"Stolen Innocence" by Elissa Wall is also written by a woman who escapes the FLDS but her point of view differs from Jessop's as Wall is 18 when she escapes and a larger portion of the book is devoted to her highly publicized court case in which Warren Jeffs was found guilty of accomplice to rape of a minor. Shortly after her fourteenth birthday, Elissa, who grew up in a polygamous household within the church, is told she is to marry a local man several years older, already an adult. Her tumultuous marriage begins with her rape at age fourteen by her "husband." Their bond is not legalized because Elissa is not of age. Elissa does not like the man she has been placed with, who grows frustrated at her unwillingness and rapes her continuously for the next four years, sometimes violently. Elissa suffers three miscarriages and a stillbirth by the age of eighteen, when she runs away and is convinced by authorities to testify against Warren Jeffs, the FLDS prophet who arranged and performed her marriage and who threatens Elissa when she tries to get out of it.

Elissa is somewhat vindicated when Warren is convicted and sent to prison, where he remains.

Each of these books dealt with different but horrifying traditions practiced by the FLDS cult: plural marriage and the marriage and rape of young girls. Good reads both, although Carolyn's was quicker and more exciting while Elissa's was more detailed.


Amanda said...

Recently, I found out one of the members of my book club (a local one, not online) had been raised in a polygamous sect. She's in her late 40s or early 50s now, and I'm not sure when she left the sect, but it was interesting to hear some of her insights based on what she experienced.

Jim said...

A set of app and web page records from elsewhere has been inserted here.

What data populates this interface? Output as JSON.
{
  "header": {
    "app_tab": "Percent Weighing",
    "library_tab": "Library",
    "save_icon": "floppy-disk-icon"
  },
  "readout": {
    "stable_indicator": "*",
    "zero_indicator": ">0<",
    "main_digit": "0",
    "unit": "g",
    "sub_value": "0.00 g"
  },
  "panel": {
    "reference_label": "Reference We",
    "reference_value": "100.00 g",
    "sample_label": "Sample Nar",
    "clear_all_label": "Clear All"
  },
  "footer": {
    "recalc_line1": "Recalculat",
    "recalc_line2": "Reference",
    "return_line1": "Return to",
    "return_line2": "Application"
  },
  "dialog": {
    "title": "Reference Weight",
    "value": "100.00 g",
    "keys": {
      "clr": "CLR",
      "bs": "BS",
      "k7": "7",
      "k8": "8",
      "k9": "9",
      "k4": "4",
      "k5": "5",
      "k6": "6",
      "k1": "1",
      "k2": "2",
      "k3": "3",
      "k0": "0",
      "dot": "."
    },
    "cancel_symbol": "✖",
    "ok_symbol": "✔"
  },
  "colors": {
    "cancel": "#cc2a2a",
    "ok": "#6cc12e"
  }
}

I mean we could sit here and bash polygamists all we want... But really, doesn't the system have its own built in punishment? I mean, two wives!?


Christopher said...


Meagan said...

another weird thing: because these two women were both in the FLDS, a lot of characters in the books kinda overlap. weird.

Laila said...

I've read Escape & its a fantastic reaqd! It flowed really well & was informative yet intresting.

the Watchdog of Dating said...

I have this filipino friend who had been telling me about this book, since, I am a reading-addict I had to get one!

Elissa Wall's courage in the face of incredible opposition is astounding. The book is written in a very straight forward style. Wall holds nothing back. I found myself rooting for her and hating Warren Jeffs so deeply that I had to google him after I finished the last page.

Brent Waggoner said...

The prior comment would be much more appreciated without the advertising. Thanks.

Fayelee_Darkclaw said...

i read escape i couldnt put it down amazing story i want to go get it so i can read it again